James Howden, Sports, Culture & Other Obsessions posted an entry this past week on “John Updike: On Race and Being American” that quotes large sections from an essay in Self-Consciousness and reacts to Updike’s remarks about race in America.
One line that particularly stands out in a letter to his half-Ghanian grandchildren: “When Anoff was born . . . my instinctive thought was that he would do better if his parents settled in Ghana; that is, I trusted an African country to treat a half-white person better than my own country would treat a half-black. Now I wonder. Ours is a changing, merging, exogamous world, and while racial prejudice operates in the United States against blacks in many ways overt and oblique . . . at least our laws now formally insist upon equal rights. . . .”

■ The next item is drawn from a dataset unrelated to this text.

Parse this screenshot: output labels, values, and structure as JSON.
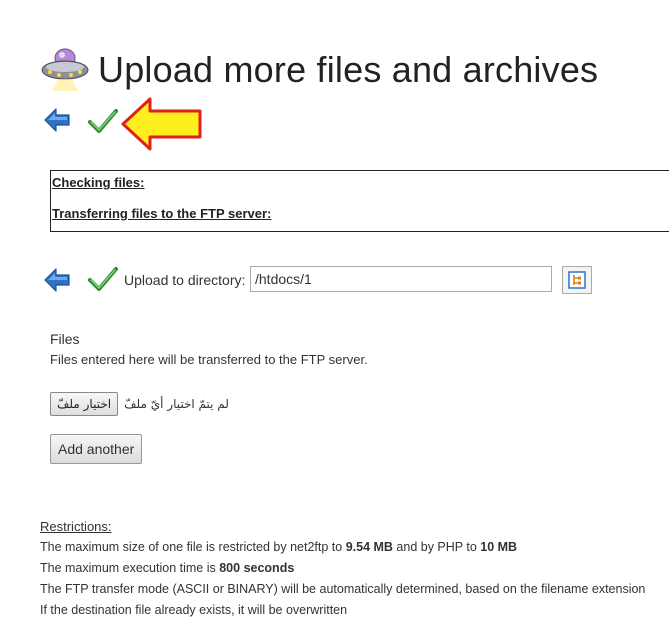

“An ideal colorblind society flickers at the forward edge of a sluggishly evolving one . . . America is slowly becoming yours, I want to think,” Updike wrote many years before the current state of racism in America, fueled by politics.